§ **WORK ITEM**: Write out all of the data exactly as it appears.

○ ○ ○ ○

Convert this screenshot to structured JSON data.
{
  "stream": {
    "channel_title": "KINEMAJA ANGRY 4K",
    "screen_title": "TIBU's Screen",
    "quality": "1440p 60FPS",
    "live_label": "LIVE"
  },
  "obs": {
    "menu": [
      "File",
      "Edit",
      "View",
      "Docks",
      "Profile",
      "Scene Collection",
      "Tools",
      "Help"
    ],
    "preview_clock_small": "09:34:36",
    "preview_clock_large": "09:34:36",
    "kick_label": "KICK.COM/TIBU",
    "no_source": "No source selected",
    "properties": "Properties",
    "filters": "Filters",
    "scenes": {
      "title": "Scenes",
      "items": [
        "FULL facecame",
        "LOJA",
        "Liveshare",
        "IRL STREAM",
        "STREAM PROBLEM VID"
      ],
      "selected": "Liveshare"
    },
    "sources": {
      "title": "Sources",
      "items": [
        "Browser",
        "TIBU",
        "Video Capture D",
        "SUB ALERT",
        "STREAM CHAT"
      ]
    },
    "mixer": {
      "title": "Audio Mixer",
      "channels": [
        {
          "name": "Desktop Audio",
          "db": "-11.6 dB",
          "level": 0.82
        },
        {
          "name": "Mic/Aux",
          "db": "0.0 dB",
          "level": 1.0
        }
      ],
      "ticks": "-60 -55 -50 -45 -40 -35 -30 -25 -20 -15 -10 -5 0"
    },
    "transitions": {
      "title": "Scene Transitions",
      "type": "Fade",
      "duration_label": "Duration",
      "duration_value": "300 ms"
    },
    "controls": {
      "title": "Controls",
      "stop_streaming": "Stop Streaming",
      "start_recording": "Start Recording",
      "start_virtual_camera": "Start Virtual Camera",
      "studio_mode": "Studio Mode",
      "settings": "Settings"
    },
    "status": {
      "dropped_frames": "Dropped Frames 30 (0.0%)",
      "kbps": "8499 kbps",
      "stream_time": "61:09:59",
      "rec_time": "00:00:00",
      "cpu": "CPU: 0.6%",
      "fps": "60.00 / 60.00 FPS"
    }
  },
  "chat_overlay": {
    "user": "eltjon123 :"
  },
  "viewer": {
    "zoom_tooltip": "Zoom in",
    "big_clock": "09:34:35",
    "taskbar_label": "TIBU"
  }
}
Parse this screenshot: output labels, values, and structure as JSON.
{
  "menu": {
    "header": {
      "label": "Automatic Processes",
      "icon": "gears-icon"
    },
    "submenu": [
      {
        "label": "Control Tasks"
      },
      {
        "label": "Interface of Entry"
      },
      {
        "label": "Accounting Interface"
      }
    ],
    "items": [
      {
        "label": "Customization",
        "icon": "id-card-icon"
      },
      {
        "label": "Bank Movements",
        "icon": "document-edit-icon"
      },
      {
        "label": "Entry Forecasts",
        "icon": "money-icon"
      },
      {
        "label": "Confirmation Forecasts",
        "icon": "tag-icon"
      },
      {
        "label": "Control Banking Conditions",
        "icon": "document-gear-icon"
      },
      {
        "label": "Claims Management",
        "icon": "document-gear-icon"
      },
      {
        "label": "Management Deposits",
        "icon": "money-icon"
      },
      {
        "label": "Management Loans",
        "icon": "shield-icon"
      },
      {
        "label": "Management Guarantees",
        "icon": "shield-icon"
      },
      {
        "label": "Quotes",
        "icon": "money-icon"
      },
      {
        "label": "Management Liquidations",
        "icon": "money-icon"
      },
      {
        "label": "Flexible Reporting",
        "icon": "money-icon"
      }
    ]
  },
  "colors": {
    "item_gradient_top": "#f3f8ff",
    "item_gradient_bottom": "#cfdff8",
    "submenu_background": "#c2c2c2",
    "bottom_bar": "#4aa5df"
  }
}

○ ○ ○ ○

§ **ANSWER BELOW**:
Convert this screenshot to structured JSON data.
{
  "stream": {
    "channel_title": "KINEMAJA ANGRY 4K",
    "screen_title": "TIBU's Screen",
    "quality": "1440p 60FPS",
    "live_label": "LIVE"
  },
  "obs": {
    "menu": [
      "File",
      "Edit",
      "View",
      "Docks",
      "Profile",
      "Scene Collection",
      "Tools",
      "Help"
    ],
    "preview_clock_small": "09:34:36",
    "preview_clock_large": "09:34:36",
    "kick_label": "KICK.COM/TIBU",
    "no_source": "No source selected",
    "properties": "Properties",
    "filters": "Filters",
    "scenes": {
      "title": "Scenes",
      "items": [
        "FULL facecame",
        "LOJA",
        "Liveshare",
        "IRL STREAM",
        "STREAM PROBLEM VID"
      ],
      "selected": "Liveshare"
    },
    "sources": {
      "title": "Sources",
      "items": [
        "Browser",
        "TIBU",
        "Video Capture D",
        "SUB ALERT",
        "STREAM CHAT"
      ]
    },
    "mixer": {
      "title": "Audio Mixer",
      "channels": [
        {
          "name": "Desktop Audio",
          "db": "-11.6 dB",
          "level": 0.82
        },
        {
          "name": "Mic/Aux",
          "db": "0.0 dB",
          "level": 1.0
        }
      ],
      "ticks": "-60 -55 -50 -45 -40 -35 -30 -25 -20 -15 -10 -5 0"
    },
    "transitions": {
      "title": "Scene Transitions",
      "type": "Fade",
      "duration_label": "Duration",
      "duration_value": "300 ms"
    },
    "controls": {
      "title": "Controls",
      "stop_streaming": "Stop Streaming",
      "start_recording": "Start Recording",
      "start_virtual_camera": "Start Virtual Camera",
      "studio_mode": "Studio Mode",
      "settings": "Settings"
    },
    "status": {
      "dropped_frames": "Dropped Frames 30 (0.0%)",
      "kbps": "8499 kbps",
      "stream_time": "61:09:59",
      "rec_time": "00:00:00",
      "cpu": "CPU: 0.6%",
      "fps": "60.00 / 60.00 FPS"
    }
  },
  "chat_overlay": {
    "user": "eltjon123 :"
  },
  "viewer": {
    "zoom_tooltip": "Zoom in",
    "big_clock": "09:34:35",
    "taskbar_label": "TIBU"
  }
}
Parse this screenshot: output labels, values, and structure as JSON.
{
  "menu": {
    "header": {
      "label": "Automatic Processes",
      "icon": "gears-icon"
    },
    "submenu": [
      {
        "label": "Control Tasks"
      },
      {
        "label": "Interface of Entry"
      },
      {
        "label": "Accounting Interface"
      }
    ],
    "items": [
      {
        "label": "Customization",
        "icon": "id-card-icon"
      },
      {
        "label": "Bank Movements",
        "icon": "document-edit-icon"
      },
      {
        "label": "Entry Forecasts",
        "icon": "money-icon"
      },
      {
        "label": "Confirmation Forecasts",
        "icon": "tag-icon"
      },
      {
        "label": "Control Banking Conditions",
        "icon": "document-gear-icon"
      },
      {
        "label": "Claims Management",
        "icon": "document-gear-icon"
      },
      {
        "label": "Management Deposits",
        "icon": "money-icon"
      },
      {
        "label": "Management Loans",
        "icon": "shield-icon"
      },
      {
        "label": "Management Guarantees",
        "icon": "shield-icon"
      },
      {
        "label": "Quotes",
        "icon": "money-icon"
      },
      {
        "label": "Management Liquidations",
        "icon": "money-icon"
      },
      {
        "label": "Flexible Reporting",
        "icon": "money-icon"
      }
    ]
  },
  "colors": {
    "item_gradient_top": "#f3f8ff",
    "item_gradient_bottom": "#cfdff8",
    "submenu_background": "#c2c2c2",
    "bottom_bar": "#4aa5df"
  }
}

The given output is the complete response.